What does Margaret Atwood know about Labrador that the rest of us should?
Having visited The Big Land several times aboard Adventure Canada voyages, the author of The Labrador Fiasco has had the unusual experience of having seen this extraordinary region of Canada first hand. With her keen eyes, the veteran birder and traveller is a valued addition to the wildlife-spotting team aboard the Ocean Endeavour.
Many Canadians, if they think of Labrador at all, think of it as a backwater of the already-distant province of Newfoundland and Labrador.
But Atwood and her fellow voyagers know that Labrador has a unique culture and diverse history all its own. Numerous First Peoples made their homes here in a rich history dating back thousands of years. Thule, Maritime Archaic, and paleoeskimo artifacts abound. Ramah chert from this ‘remote’ region was traded widely across eastern North America. Today, the region is home to Inuit, concentrated on the coastal region, with Innu communities at Sheshatshiu and Davis Inlet.
Viking explorers reached these shores, which they called Markland, by 1000 AD. They were the first of the European visitors. Red Bay, Canada’s newest UNESCO world heritage site, was home to a Basque whaling station through the 1500s that comprised the New World’s first export industry.
Adventure Canada geologist David Bathe and explorer Milbry Polk in Red Bay
Portuguese, Spaniards, English and French all plied the Labrador Sea for whale and fish. Later came Moravian missionaries from Germany, whose abandoned outposts now dot the coast. The resettlement of the people of Hebron and other missions is a painful chapter in Labrador history. Medical missionary Wilfrid Grenfell’s humanitarian work drew volunteers from around the world, and sent many Labradorians for training abroad.
Remains of the abandoned Moravian mission at Hebron, Labrador
Today’s visitors to the Labrador coast are often shocked to realize the scale of Labrador: 294,330 sq km, more than twice the area of Newfoundland. And much of that is rugged mountain coastline, where the human spirit is humbled by geography rendered sublime.
The Ocean Endeavour in Eclipse Harbour, Nunatsiavut, Labrador
A mere one percent of Labrador is developed. The region’s largest city has fewer than 10,000 citizens. There are few roads in the south, and none in the north.

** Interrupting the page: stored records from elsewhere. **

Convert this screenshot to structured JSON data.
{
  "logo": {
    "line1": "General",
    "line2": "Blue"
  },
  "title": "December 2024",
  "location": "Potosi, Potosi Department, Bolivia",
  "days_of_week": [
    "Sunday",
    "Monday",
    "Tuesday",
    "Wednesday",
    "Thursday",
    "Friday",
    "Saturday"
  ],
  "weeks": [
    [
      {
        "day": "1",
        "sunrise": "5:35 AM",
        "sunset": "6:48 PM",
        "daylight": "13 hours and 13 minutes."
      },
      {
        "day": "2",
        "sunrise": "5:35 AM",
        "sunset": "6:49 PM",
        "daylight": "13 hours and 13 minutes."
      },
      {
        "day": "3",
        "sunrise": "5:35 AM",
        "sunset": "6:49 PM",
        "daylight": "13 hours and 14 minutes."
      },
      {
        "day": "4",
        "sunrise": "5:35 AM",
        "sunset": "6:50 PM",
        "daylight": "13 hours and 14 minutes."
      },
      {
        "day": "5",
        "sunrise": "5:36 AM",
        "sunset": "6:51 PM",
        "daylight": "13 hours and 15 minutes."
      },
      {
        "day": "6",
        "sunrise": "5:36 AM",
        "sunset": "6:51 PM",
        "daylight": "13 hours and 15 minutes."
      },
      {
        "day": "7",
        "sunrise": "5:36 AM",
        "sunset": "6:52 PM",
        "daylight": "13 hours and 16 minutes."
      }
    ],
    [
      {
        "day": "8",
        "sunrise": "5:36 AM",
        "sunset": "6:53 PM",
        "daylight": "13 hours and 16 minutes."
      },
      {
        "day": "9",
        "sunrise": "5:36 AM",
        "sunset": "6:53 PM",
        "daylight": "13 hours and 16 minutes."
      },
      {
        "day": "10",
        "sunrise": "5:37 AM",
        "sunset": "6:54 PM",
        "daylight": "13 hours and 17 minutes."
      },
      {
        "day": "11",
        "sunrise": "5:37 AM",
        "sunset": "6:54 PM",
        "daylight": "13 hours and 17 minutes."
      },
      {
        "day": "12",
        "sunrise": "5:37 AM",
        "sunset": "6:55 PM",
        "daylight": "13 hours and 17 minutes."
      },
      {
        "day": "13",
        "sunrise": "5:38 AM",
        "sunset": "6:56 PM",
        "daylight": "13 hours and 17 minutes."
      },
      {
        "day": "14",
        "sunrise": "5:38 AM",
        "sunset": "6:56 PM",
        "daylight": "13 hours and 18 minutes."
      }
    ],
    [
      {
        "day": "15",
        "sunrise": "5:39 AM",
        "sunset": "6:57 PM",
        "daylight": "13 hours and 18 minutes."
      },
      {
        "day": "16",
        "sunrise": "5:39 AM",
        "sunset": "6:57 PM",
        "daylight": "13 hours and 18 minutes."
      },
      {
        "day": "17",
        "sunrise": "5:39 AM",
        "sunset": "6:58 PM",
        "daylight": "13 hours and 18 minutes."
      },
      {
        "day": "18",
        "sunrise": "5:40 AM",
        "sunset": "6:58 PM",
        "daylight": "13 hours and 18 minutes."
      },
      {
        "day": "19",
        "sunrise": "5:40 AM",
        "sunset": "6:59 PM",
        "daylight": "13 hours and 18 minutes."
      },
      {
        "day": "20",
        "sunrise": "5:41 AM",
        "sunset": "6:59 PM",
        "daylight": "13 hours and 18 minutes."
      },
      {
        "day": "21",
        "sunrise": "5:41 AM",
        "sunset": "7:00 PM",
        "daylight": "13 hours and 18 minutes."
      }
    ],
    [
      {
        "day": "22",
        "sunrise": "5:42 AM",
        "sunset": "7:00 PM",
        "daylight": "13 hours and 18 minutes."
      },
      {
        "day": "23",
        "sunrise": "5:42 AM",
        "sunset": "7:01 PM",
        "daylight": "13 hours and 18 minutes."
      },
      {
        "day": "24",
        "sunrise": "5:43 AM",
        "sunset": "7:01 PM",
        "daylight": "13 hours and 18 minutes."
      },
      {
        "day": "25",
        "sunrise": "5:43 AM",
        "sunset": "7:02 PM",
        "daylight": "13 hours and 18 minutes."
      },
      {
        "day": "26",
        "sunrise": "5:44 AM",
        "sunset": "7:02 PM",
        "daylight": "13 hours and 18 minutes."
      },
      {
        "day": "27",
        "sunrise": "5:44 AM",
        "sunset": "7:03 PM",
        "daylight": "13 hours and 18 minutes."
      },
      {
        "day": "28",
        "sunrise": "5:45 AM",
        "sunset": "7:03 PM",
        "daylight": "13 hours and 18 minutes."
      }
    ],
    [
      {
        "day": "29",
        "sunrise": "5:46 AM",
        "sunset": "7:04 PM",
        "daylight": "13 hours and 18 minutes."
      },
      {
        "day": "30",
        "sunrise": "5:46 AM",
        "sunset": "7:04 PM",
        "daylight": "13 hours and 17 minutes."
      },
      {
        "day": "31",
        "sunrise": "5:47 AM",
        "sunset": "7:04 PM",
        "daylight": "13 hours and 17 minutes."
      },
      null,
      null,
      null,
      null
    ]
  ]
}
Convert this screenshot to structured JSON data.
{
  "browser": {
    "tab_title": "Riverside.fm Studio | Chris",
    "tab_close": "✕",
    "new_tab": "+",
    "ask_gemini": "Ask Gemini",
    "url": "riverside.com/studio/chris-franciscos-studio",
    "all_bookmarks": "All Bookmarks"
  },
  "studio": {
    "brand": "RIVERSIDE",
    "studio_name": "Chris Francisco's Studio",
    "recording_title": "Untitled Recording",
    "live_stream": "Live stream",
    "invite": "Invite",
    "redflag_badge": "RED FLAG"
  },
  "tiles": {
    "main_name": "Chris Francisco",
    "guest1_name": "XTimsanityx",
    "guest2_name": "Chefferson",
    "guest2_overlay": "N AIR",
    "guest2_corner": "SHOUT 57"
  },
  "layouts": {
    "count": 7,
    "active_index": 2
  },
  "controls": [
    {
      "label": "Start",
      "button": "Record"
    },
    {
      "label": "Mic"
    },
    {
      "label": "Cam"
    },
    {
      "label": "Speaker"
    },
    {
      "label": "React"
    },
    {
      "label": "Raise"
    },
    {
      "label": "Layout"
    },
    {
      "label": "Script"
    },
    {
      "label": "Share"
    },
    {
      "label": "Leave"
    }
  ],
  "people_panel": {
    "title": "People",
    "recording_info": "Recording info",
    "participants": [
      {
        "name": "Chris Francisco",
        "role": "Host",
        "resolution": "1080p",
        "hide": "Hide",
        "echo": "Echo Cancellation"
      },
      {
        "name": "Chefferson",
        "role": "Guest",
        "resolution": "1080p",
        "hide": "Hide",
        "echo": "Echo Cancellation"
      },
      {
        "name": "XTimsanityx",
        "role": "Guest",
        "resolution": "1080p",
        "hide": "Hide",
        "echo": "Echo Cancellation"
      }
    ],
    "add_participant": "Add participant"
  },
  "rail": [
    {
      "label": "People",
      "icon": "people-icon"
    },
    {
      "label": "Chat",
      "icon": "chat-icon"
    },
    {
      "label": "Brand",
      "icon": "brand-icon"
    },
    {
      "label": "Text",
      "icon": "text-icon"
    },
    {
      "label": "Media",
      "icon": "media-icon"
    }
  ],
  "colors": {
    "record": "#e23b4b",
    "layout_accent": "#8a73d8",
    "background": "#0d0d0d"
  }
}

Ships and boats are still the best way—often the only way—to visit the extraordinary locations that dot the virtually unpopulated coastline along the Labrador Sea.
Yet the biggest thing about The Big Land is the people. Hardy, thoughtful, hard-working, and welcoming, the people of Nunatsiavut are survivors—there are many hard stories here—whose hardship has not hardened their hearts.
Brass band welcome, Nain, Labrador
From the brass band playing from the wharf in Nain, to the bear guard scanning the landscape of Nachvak Fiord, to the culturalist revisiting her abandoned home at Hebron, to the grandfather welcoming his toddler granddaughter from Toronto, the people of the Labrador coast show themselves at every turn to be the most welcoming of hosts.
Among a myriad of surprises and aha! moments, that’s the Labrador revelation. Perhaps that’s what keeps travellers like Ms. Atwood coming back time and again.
Exploring Torngat Mountains National Park by Zodiac
Royal Canadian Geographical Society and Adventure Canada present , June 29-July 11, 2016.
All photographs by David Newland.